**WHAT THE TASK REQUIRES:**
Every entry is to be returned as it stands, apart from the pictures.

[Items from an interface collection]
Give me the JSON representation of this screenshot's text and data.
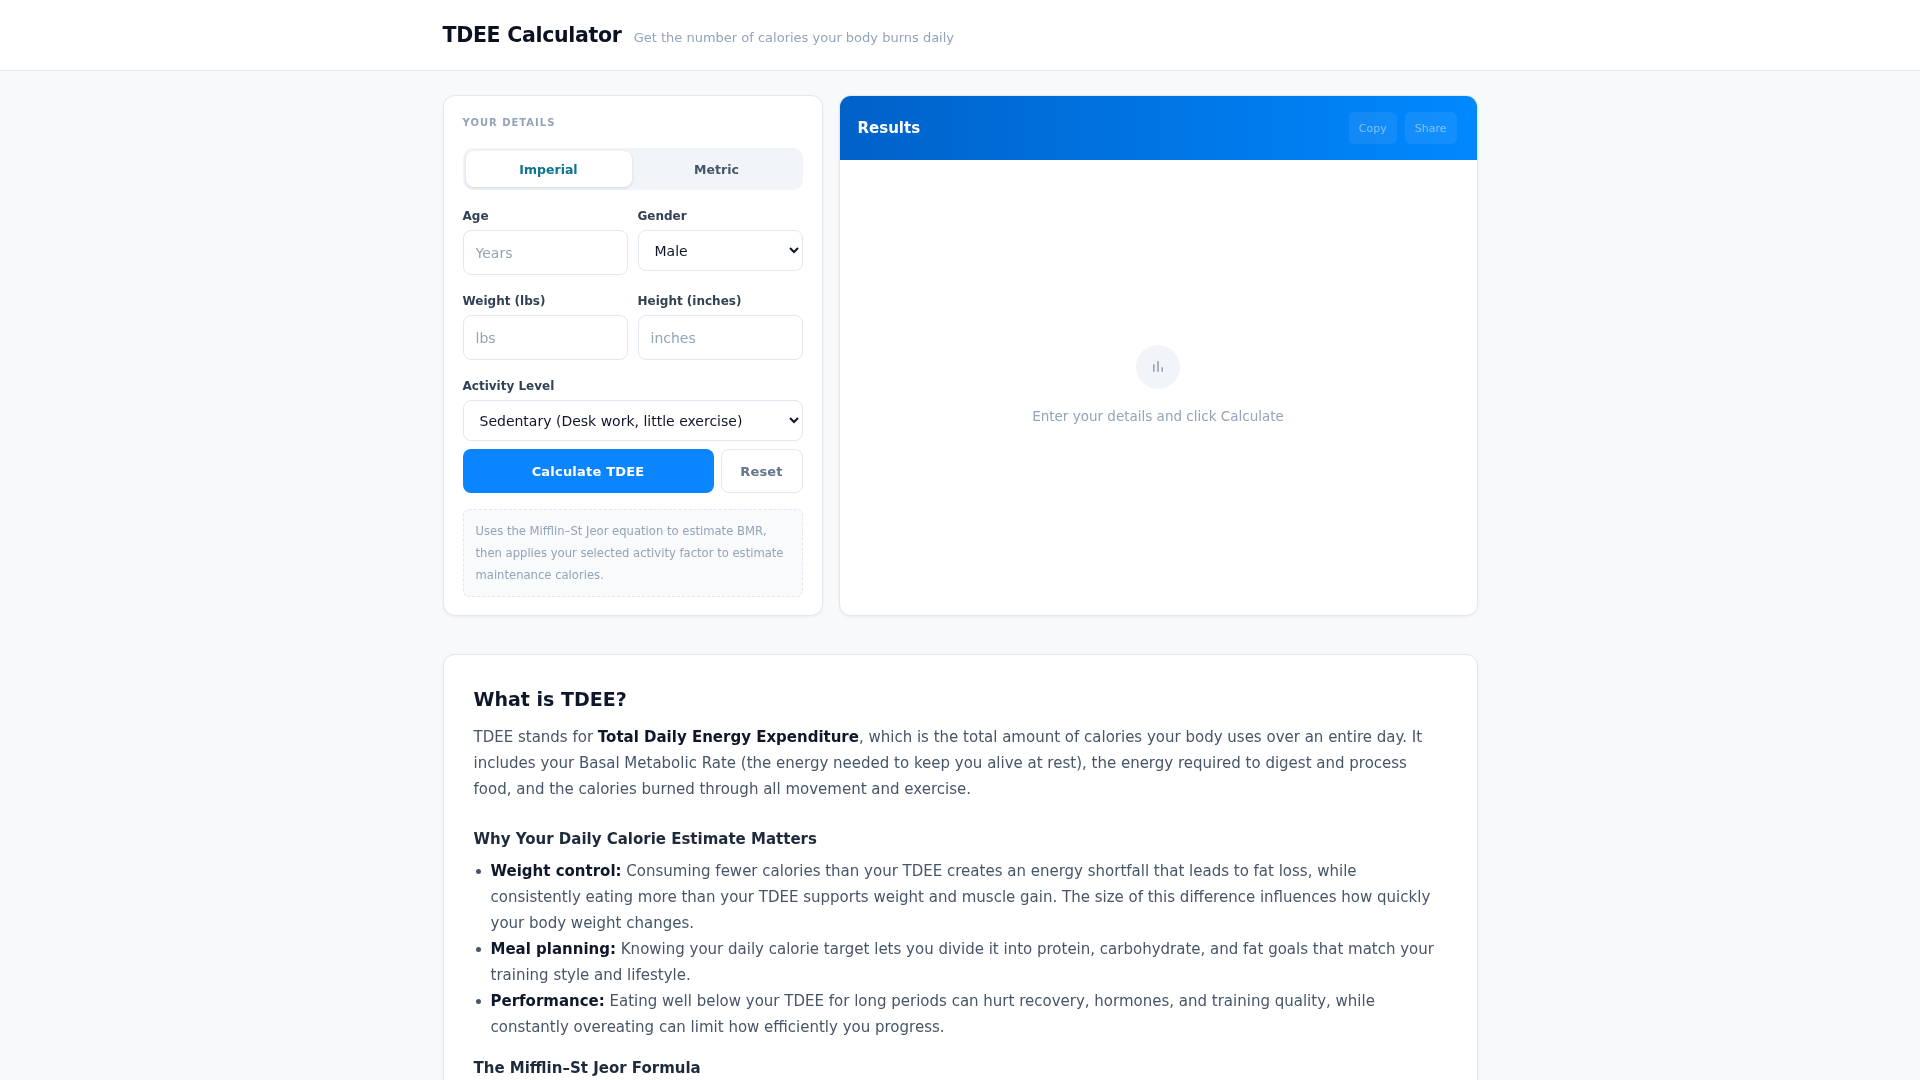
{
  "header": {
    "title": "TDEE Calculator",
    "subtitle": "Get the number of calories your body burns daily"
  },
  "details": {
    "heading": "YOUR DETAILS",
    "unit_tabs": [
      {
        "label": "Imperial",
        "selected": true
      },
      {
        "label": "Metric",
        "selected": false
      }
    ],
    "field_rows": [
      {
        "fields": [
          {
            "kind": "input",
            "label": "Age",
            "placeholder": "Years"
          },
          {
            "kind": "select",
            "label": "Gender",
            "value": "Male"
          }
        ]
      },
      {
        "fields": [
          {
            "kind": "input",
            "label": "Weight (lbs)",
            "placeholder": "lbs"
          },
          {
            "kind": "input",
            "label": "Height (inches)",
            "placeholder": "inches"
          }
        ]
      },
      {
        "fields": [
          {
            "kind": "select",
            "label": "Activity Level",
            "value": "Sedentary (Desk work, little exercise)"
          }
        ]
      }
    ],
    "buttons": [
      {
        "kind": "primary",
        "label": "Calculate TDEE"
      },
      {
        "kind": "secondary",
        "label": "Reset"
      }
    ],
    "note": "Uses the Mifflin–St Jeor equation to estimate BMR, then applies your selected activity factor to estimate maintenance calories."
  },
  "results": {
    "title": "Results",
    "actions": [
      {
        "label": "Copy",
        "disabled": true
      },
      {
        "label": "Share",
        "disabled": true
      }
    ],
    "empty_message": "Enter your details and click Calculate"
  },
  "info": {
    "title": "What is TDEE?",
    "intro": "TDEE stands for **Total Daily Energy Expenditure**, which is the total amount of calories your body uses over an entire day. It includes your Basal Metabolic Rate (the energy needed to keep you alive at rest), the energy required to digest and process food, and the calories burned through all movement and exercise.",
    "sections": [
      {
        "heading": "Why Your Daily Calorie Estimate Matters",
        "bullets": [
          "**Weight control:** Consuming fewer calories than your TDEE creates an energy shortfall that leads to fat loss, while consistently eating more than your TDEE supports weight and muscle gain. The size of this difference influences how quickly your body weight changes.",
          "**Meal planning:** Knowing your daily calorie target lets you divide it into protein, carbohydrate, and fat goals that match your training style and lifestyle.",
          "**Performance:** Eating well below your TDEE for long periods can hurt recovery, hormones, and training quality, while constantly overeating can limit how efficiently you progress."
        ]
      },
      {
        "heading": "The Mifflin–St Jeor Formula"
      }
    ]
  }
}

**EXERCISE OUTPUT:**
Give me the JSON representation of this screenshot's text and data.
{
  "header": {
    "title": "TDEE Calculator",
    "subtitle": "Get the number of calories your body burns daily"
  },
  "details": {
    "heading": "YOUR DETAILS",
    "unit_tabs": [
      {
        "label": "Imperial",
        "selected": true
      },
      {
        "label": "Metric",
        "selected": false
      }
    ],
    "field_rows": [
      {
        "fields": [
          {
            "kind": "input",
            "label": "Age",
            "placeholder": "Years"
          },
          {
            "kind": "select",
            "label": "Gender",
            "value": "Male"
          }
        ]
      },
      {
        "fields": [
          {
            "kind": "input",
            "label": "Weight (lbs)",
            "placeholder": "lbs"
          },
          {
            "kind": "input",
            "label": "Height (inches)",
            "placeholder": "inches"
          }
        ]
      },
      {
        "fields": [
          {
            "kind": "select",
            "label": "Activity Level",
            "value": "Sedentary (Desk work, little exercise)"
          }
        ]
      }
    ],
    "buttons": [
      {
        "kind": "primary",
        "label": "Calculate TDEE"
      },
      {
        "kind": "secondary",
        "label": "Reset"
      }
    ],
    "note": "Uses the Mifflin–St Jeor equation to estimate BMR, then applies your selected activity factor to estimate maintenance calories."
  },
  "results": {
    "title": "Results",
    "actions": [
      {
        "label": "Copy",
        "disabled": true
      },
      {
        "label": "Share",
        "disabled": true
      }
    ],
    "empty_message": "Enter your details and click Calculate"
  },
  "info": {
    "title": "What is TDEE?",
    "intro": "TDEE stands for **Total Daily Energy Expenditure**, which is the total amount of calories your body uses over an entire day. It includes your Basal Metabolic Rate (the energy needed to keep you alive at rest), the energy required to digest and process food, and the calories burned through all movement and exercise.",
    "sections": [
      {
        "heading": "Why Your Daily Calorie Estimate Matters",
        "bullets": [
          "**Weight control:** Consuming fewer calories than your TDEE creates an energy shortfall that leads to fat loss, while consistently eating more than your TDEE supports weight and muscle gain. The size of this difference influences how quickly your body weight changes.",
          "**Meal planning:** Knowing your daily calorie target lets you divide it into protein, carbohydrate, and fat goals that match your training style and lifestyle.",
          "**Performance:** Eating well below your TDEE for long periods can hurt recovery, hormones, and training quality, while constantly overeating can limit how efficiently you progress."
        ]
      },
      {
        "heading": "The Mifflin–St Jeor Formula"
      }
    ]
  }
}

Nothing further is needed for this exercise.